Dr. Wiegand joined the Department of Chemistry as Lecturer in 1990, and was promoted to Senior Lecturer in 1995. From 2001-2013, she served as Director of Academic Counseling and the UW Gateway Center and then as Assistant Dean for Undergraduate Academic Affairs, making wide-ranging contributions to student welfare and improving undergraduate services and education.
Dr. Wiegand returned to Chemistry full-time in 2013 as Senior Lecturer and Director of Entry-Level Programs. She regularly teaches courses in our introductory-level general chemistry sequence and serves as the sole instructor for our General, Organic, and Biochemistry sequence, which targets students preparing for the study of nursing. As Director of Entry-Level Programs, Dr. Wiegand leverages her previous administrative experience to provide critical leadership for our large introductory-level instructional programs. Her administrative contributions include leading a significant revision of our introductory-level general chemistry curriculum and the development of a placement test for introductory chemistry courses; when fully implemented, these will help us to better educate and serve the thousands of students who take our introductory-level courses each year.
The Department of Chemistry congratulates Lecturer Colleen Craig on her promotion to Senior Lecturer, effective September 16, 2016.
Dr. Craig joined the regular faculty of the Department of Chemistry as Lecturer in Autumn 2012 after serving as an instructor for general chemistry courses since Autumn 2009. She typically teaches Introduction to General Chemistry and multiple courses in the introductory-level general chemistry sequence, and she contributes in-depth knowledge about online learning and assessment systems.

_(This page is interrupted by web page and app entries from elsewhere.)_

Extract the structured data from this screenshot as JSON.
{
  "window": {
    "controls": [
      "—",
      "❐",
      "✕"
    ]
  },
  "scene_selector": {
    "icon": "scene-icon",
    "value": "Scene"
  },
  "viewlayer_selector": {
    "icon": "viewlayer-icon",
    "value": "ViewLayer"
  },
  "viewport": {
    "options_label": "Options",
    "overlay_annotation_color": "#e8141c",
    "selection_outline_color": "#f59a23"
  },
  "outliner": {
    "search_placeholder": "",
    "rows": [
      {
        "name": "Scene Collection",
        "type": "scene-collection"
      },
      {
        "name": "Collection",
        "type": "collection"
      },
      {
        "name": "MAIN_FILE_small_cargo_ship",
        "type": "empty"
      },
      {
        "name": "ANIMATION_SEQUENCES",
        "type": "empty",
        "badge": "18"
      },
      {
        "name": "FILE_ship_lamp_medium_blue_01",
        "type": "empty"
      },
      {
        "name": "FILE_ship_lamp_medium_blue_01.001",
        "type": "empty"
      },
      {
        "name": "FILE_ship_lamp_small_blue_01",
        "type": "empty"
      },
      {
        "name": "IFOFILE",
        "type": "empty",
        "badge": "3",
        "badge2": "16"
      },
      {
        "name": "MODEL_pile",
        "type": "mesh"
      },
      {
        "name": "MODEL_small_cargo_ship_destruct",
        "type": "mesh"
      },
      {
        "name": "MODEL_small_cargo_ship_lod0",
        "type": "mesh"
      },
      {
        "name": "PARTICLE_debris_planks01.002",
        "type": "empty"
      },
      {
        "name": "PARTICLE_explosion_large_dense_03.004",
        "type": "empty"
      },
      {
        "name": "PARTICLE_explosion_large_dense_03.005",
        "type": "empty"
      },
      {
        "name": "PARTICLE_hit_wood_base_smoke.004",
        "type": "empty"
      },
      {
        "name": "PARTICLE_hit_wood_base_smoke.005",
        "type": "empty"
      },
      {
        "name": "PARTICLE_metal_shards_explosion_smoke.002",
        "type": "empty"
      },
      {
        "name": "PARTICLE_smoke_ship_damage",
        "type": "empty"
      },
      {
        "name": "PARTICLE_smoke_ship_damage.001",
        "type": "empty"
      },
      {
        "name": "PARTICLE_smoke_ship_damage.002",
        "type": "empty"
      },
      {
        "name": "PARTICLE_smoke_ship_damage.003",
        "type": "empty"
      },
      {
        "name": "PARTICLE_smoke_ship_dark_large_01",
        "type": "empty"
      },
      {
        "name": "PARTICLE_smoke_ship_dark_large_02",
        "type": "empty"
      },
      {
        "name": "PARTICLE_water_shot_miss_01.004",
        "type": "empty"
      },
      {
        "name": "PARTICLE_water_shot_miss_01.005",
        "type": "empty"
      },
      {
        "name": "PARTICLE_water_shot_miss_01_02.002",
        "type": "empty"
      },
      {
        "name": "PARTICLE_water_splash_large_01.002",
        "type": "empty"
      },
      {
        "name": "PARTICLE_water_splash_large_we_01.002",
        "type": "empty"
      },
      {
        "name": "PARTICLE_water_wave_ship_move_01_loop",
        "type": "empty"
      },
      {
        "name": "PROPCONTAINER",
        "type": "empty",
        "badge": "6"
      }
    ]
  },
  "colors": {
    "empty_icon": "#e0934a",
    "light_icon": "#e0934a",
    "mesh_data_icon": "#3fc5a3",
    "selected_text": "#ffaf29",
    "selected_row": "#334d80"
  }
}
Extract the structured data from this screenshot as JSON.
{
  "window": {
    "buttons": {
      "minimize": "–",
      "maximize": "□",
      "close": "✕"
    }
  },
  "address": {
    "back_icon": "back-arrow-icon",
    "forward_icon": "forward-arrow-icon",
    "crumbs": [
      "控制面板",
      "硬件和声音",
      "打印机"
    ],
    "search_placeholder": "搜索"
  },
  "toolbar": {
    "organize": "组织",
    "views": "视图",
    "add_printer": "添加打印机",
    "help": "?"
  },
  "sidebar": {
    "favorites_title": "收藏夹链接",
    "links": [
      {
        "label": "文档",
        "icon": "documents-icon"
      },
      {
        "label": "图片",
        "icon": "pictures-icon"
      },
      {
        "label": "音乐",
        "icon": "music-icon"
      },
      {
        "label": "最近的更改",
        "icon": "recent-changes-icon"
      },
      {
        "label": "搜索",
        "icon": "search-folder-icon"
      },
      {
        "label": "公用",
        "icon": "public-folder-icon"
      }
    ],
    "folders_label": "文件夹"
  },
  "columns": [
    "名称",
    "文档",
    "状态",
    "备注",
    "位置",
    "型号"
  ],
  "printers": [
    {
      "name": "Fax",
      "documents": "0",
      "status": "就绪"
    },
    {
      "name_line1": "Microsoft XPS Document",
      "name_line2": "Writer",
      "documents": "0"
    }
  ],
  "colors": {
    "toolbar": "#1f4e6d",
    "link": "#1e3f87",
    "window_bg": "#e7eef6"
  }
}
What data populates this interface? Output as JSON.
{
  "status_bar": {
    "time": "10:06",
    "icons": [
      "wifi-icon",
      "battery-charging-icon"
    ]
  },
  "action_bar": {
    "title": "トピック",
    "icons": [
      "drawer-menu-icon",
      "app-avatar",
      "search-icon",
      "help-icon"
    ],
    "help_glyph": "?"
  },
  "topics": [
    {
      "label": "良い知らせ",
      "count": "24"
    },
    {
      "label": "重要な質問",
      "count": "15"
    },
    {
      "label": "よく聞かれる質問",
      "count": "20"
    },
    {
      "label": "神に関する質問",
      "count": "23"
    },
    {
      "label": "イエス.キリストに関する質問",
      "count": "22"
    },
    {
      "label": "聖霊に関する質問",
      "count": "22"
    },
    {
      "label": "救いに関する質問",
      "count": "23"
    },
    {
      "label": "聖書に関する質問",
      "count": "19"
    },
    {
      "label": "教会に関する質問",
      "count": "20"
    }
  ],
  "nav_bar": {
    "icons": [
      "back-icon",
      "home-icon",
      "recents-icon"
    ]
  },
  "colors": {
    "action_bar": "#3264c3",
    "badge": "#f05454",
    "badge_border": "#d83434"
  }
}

For her efforts to incorporate innovative technology in the classroom to enhance student learning and engagement, Dr. Craig was one of four Chemistry team members to receive the 2015 Distinguished Teaching Award for Innovation with Technology.
The Department of Chemistry congratulates Lecturer Jasmine Bryant on her promotion to Senior Lecturer, effective September 16, 2016.
Dr. Bryant joined the regular faculty of the Department of Chemistry as Lecturer in Autumn 2012, though she has previously contributed to the Department in both instructional and administrative capacities. She is unusually versatile as an instructor, successfully teaching large lecture courses in 100-level introductory general chemistry and 200-level sophomore organic chemistry, as well as 300-level inorganic chemistry lecture and laboratory courses. For her efforts to incorporate innovative technology in the classroom to enhance student learning and engagement, Dr. Bryant was one of four Chemistry team members to receive the 2015 Distinguished Teaching Award for Innovation with Technology.
Robert Synovec, Professor and Associate Chair for Graduate Education, is the recipient of the 2016 Marcel Golay Award. The Marcel Golay Award was created by PerkinElmer in honor of Marcel Jules Eduard Golay, the inventor of capillary columns. It is presented to a scientist in recognition of a lifetime of achievement in capillary chromatography. Prof. Synovec is being recognized for his “outstanding investigations in the areas of complex mixture analysis, multidimensional chromatography instrumentation design, and chemometrics uses for analytical separations.” The award will be given at the 40th International Symposium on Capillary Chromatography, in Riva del Garda, Italy, May 31- June 3, 2016.
To learn more about Professor Synovec and his research, visit his faculty page and research group site.